I watch a lot of sports, and a frustrating thing about typical video streaming is that the small score box at the top of the screen is very pixilated and unreadable. Sling’s streaming technology seems to detect where text is on the screen and enhances it so that it is readable. As an example, I was watching Fox News Channel earlier tonight, and the news crawl at the bottom of the screen was crystal clear even though I could see some pixilation in the rest of the picture.
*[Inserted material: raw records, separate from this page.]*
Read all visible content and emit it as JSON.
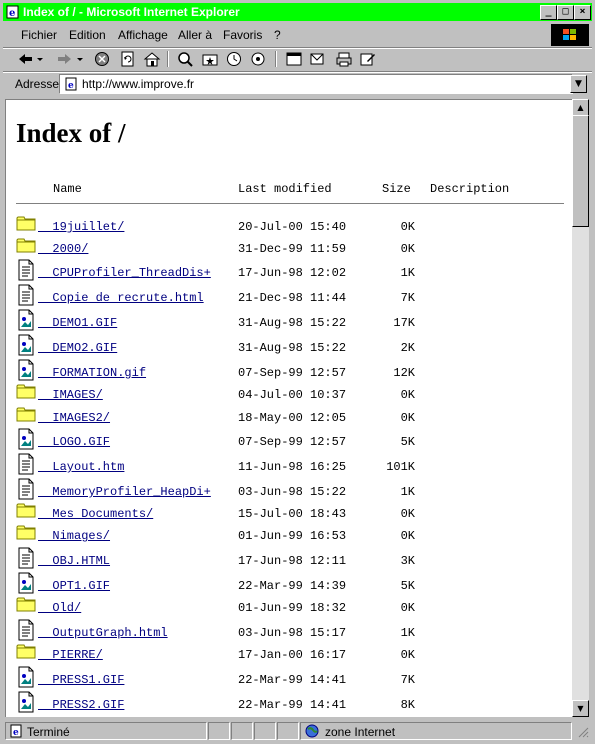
{
  "window": {
    "title": "Index of / - Microsoft Internet Explorer"
  },
  "menu": [
    "Fichier",
    "Edition",
    "Affichage",
    "Aller à",
    "Favoris",
    "?"
  ],
  "address": {
    "label": "Adresse",
    "url": "http://www.improve.fr"
  },
  "page": {
    "heading": "Index of /",
    "columns": {
      "name": "Name",
      "modified": "Last modified",
      "size": "Size",
      "description": "Description"
    },
    "entries": [
      {
        "type": "folder",
        "name": "19juillet/",
        "modified": "20-Jul-00 15:40",
        "size": "0K"
      },
      {
        "type": "folder",
        "name": "2000/",
        "modified": "31-Dec-99 11:59",
        "size": "0K"
      },
      {
        "type": "file",
        "name": "CPUProfiler_ThreadDis+",
        "modified": "17-Jun-98 12:02",
        "size": "1K"
      },
      {
        "type": "file",
        "name": "Copie de recrute.html",
        "modified": "21-Dec-98 11:44",
        "size": "7K"
      },
      {
        "type": "image",
        "name": "DEMO1.GIF",
        "modified": "31-Aug-98 15:22",
        "size": "17K"
      },
      {
        "type": "image",
        "name": "DEMO2.GIF",
        "modified": "31-Aug-98 15:22",
        "size": "2K"
      },
      {
        "type": "image",
        "name": "FORMATION.gif",
        "modified": "07-Sep-99 12:57",
        "size": "12K"
      },
      {
        "type": "folder",
        "name": "IMAGES/",
        "modified": "04-Jul-00 10:37",
        "size": "0K"
      },
      {
        "type": "folder",
        "name": "IMAGES2/",
        "modified": "18-May-00 12:05",
        "size": "0K"
      },
      {
        "type": "image",
        "name": "LOGO.GIF",
        "modified": "07-Sep-99 12:57",
        "size": "5K"
      },
      {
        "type": "file",
        "name": "Layout.htm",
        "modified": "11-Jun-98 16:25",
        "size": "101K"
      },
      {
        "type": "file",
        "name": "MemoryProfiler_HeapDi+",
        "modified": "03-Jun-98 15:22",
        "size": "1K"
      },
      {
        "type": "folder",
        "name": "Mes Documents/",
        "modified": "15-Jul-00 18:43",
        "size": "0K"
      },
      {
        "type": "folder",
        "name": "Nimages/",
        "modified": "01-Jun-99 16:53",
        "size": "0K"
      },
      {
        "type": "file",
        "name": "OBJ.HTML",
        "modified": "17-Jun-98 12:11",
        "size": "3K"
      },
      {
        "type": "image",
        "name": "OPT1.GIF",
        "modified": "22-Mar-99 14:39",
        "size": "5K"
      },
      {
        "type": "folder",
        "name": "Old/",
        "modified": "01-Jun-99 18:32",
        "size": "0K"
      },
      {
        "type": "file",
        "name": "OutputGraph.html",
        "modified": "03-Jun-98 15:17",
        "size": "1K"
      },
      {
        "type": "folder",
        "name": "PIERRE/",
        "modified": "17-Jan-00 16:17",
        "size": "0K"
      },
      {
        "type": "image",
        "name": "PRESS1.GIF",
        "modified": "22-Mar-99 14:41",
        "size": "7K"
      },
      {
        "type": "image",
        "name": "PRESS2.GIF",
        "modified": "22-Mar-99 14:41",
        "size": "8K"
      }
    ]
  },
  "status": {
    "left": "Terminé",
    "zone": "zone Internet"
  },
  "icons": {
    "folder": "folder-icon",
    "file": "text-file-icon",
    "image": "image-file-icon"
  },
  "colors": {
    "titlebar": "#00ff00",
    "link": "#000080",
    "chrome": "#c0c0c0"
  }
}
The streaming technology also constantly monitors data transfer rates and adjusts the stream to provide the best possible picture.

The SlingBox is itself a tuner, so nothing else is needed to watch cable TV. When you use SlingBox as the tuner like this, channel changes are almost instantaneous.

If you have a cable set-top box or satellite, then you would want the SlingBox to be able to control your receiver. The SlingBox can handle this. In this situation, you can connect your cable or satellite receiver to the SlingBox, and then attach an included IR blaster to your receiver. When you configure the SlingPlayer, you can specify what brand of receiver you have, and it will provide a virtual remote that looks just like your remote control. Click a button on the virtual remote, and the SlingBox will send the correct IR code through the IR blaster to activate your receiver. This allows you view your guide, change channels and otherwise control your receiver. This also works with TIVO boxes.

We have Time Warner Cable’s DVR service at our house. If I chose to, I could connect my SlingBox to the DVR and could then view recorded shows remotely, or better yet, program the DVR to record a show if I forgot to do it when I was at home.

Sling Media is also hard at work creating versions of their SlingPlayer for all platforms. I am currently using the SlingPlayer Mobile application to view watch TV on my T-Mobile MDA PocketPC phone. Sling has just released the beta version of their player to run on a Windows SmartPhone. They are also working on Apple versions.

Using T-Mobile’s EDGE network, I’ve found that I’ve been able to view full screen video with a pretty decent picture. Of course, EDGE isn’t as fast as an Ethernet network, so there is more pixilation in the picture, but text on the screen is very clear.

The best part is Sling recently reduced the price of the SlingBox to $199. I wish I had invented this little box.